# ASSIGNMENT:
Only the pictures are to be left out, and the rest of the entries should be reproduced exactly.

*** Opening DATA SHOWN ***

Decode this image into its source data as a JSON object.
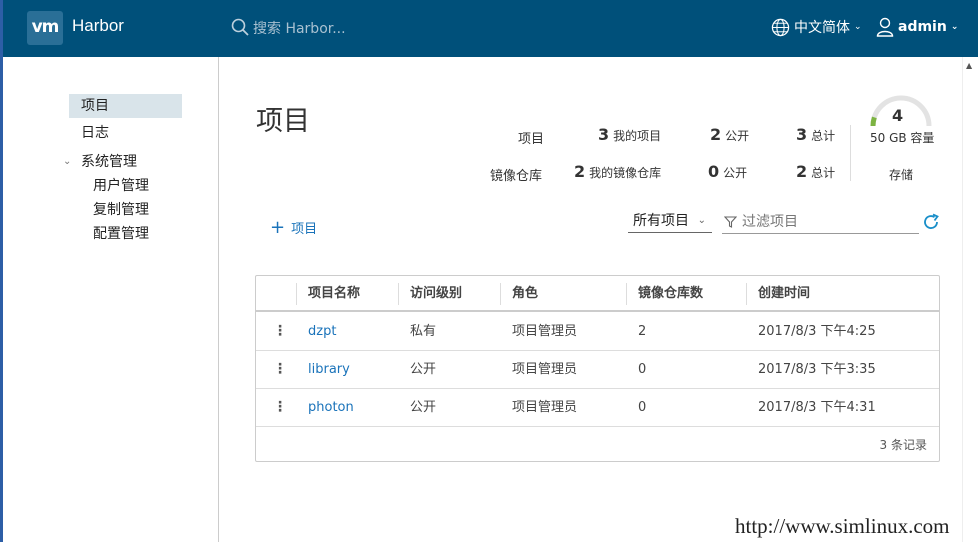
{
  "app": {
    "logo": "vm",
    "brand": "Harbor"
  },
  "header": {
    "search_placeholder": "搜索 Harbor...",
    "language": "中文简体",
    "user": "admin"
  },
  "sidebar": {
    "items": [
      {
        "label": "项目"
      },
      {
        "label": "日志"
      },
      {
        "label": "系统管理"
      }
    ],
    "subitems": [
      {
        "label": "用户管理"
      },
      {
        "label": "复制管理"
      },
      {
        "label": "配置管理"
      }
    ]
  },
  "page": {
    "title": "项目"
  },
  "summary": {
    "projects": {
      "label": "项目",
      "mine_num": "3",
      "mine_label": "我的项目",
      "public_num": "2",
      "public_label": "公开",
      "total_num": "3",
      "total_label": "总计"
    },
    "repos": {
      "label": "镜像仓库",
      "mine_num": "2",
      "mine_label": "我的镜像仓库",
      "public_num": "0",
      "public_label": "公开",
      "total_num": "2",
      "total_label": "总计"
    },
    "storage": {
      "count": "4",
      "capacity": "50 GB 容量",
      "label": "存储",
      "gauge_fraction": 0.1
    }
  },
  "toolbar": {
    "add_label": "项目",
    "select_value": "所有项目",
    "filter_placeholder": "过滤项目"
  },
  "table": {
    "columns": [
      "项目名称",
      "访问级别",
      "角色",
      "镜像仓库数",
      "创建时间"
    ],
    "rows": [
      {
        "name": "dzpt",
        "access": "私有",
        "role": "项目管理员",
        "repos": "2",
        "created": "2017/8/3 下午4:25"
      },
      {
        "name": "library",
        "access": "公开",
        "role": "项目管理员",
        "repos": "0",
        "created": "2017/8/3 下午3:35"
      },
      {
        "name": "photon",
        "access": "公开",
        "role": "项目管理员",
        "repos": "0",
        "created": "2017/8/3 下午4:31"
      }
    ],
    "footer": "3 条记录"
  },
  "watermark": "http://www.simlinux.com",
  "colors": {
    "header": "#00507a",
    "link": "#1a73ba",
    "gauge": "#7cb342"
  }
}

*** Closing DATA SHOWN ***

# WORKED SOLUTION:
Decode this image into its source data as a JSON object.
{
  "app": {
    "logo": "vm",
    "brand": "Harbor"
  },
  "header": {
    "search_placeholder": "搜索 Harbor...",
    "language": "中文简体",
    "user": "admin"
  },
  "sidebar": {
    "items": [
      {
        "label": "项目"
      },
      {
        "label": "日志"
      },
      {
        "label": "系统管理"
      }
    ],
    "subitems": [
      {
        "label": "用户管理"
      },
      {
        "label": "复制管理"
      },
      {
        "label": "配置管理"
      }
    ]
  },
  "page": {
    "title": "项目"
  },
  "summary": {
    "projects": {
      "label": "项目",
      "mine_num": "3",
      "mine_label": "我的项目",
      "public_num": "2",
      "public_label": "公开",
      "total_num": "3",
      "total_label": "总计"
    },
    "repos": {
      "label": "镜像仓库",
      "mine_num": "2",
      "mine_label": "我的镜像仓库",
      "public_num": "0",
      "public_label": "公开",
      "total_num": "2",
      "total_label": "总计"
    },
    "storage": {
      "count": "4",
      "capacity": "50 GB 容量",
      "label": "存储",
      "gauge_fraction": 0.1
    }
  },
  "toolbar": {
    "add_label": "项目",
    "select_value": "所有项目",
    "filter_placeholder": "过滤项目"
  },
  "table": {
    "columns": [
      "项目名称",
      "访问级别",
      "角色",
      "镜像仓库数",
      "创建时间"
    ],
    "rows": [
      {
        "name": "dzpt",
        "access": "私有",
        "role": "项目管理员",
        "repos": "2",
        "created": "2017/8/3 下午4:25"
      },
      {
        "name": "library",
        "access": "公开",
        "role": "项目管理员",
        "repos": "0",
        "created": "2017/8/3 下午3:35"
      },
      {
        "name": "photon",
        "access": "公开",
        "role": "项目管理员",
        "repos": "0",
        "created": "2017/8/3 下午4:31"
      }
    ],
    "footer": "3 条记录"
  },
  "watermark": "http://www.simlinux.com",
  "colors": {
    "header": "#00507a",
    "link": "#1a73ba",
    "gauge": "#7cb342"
  }
}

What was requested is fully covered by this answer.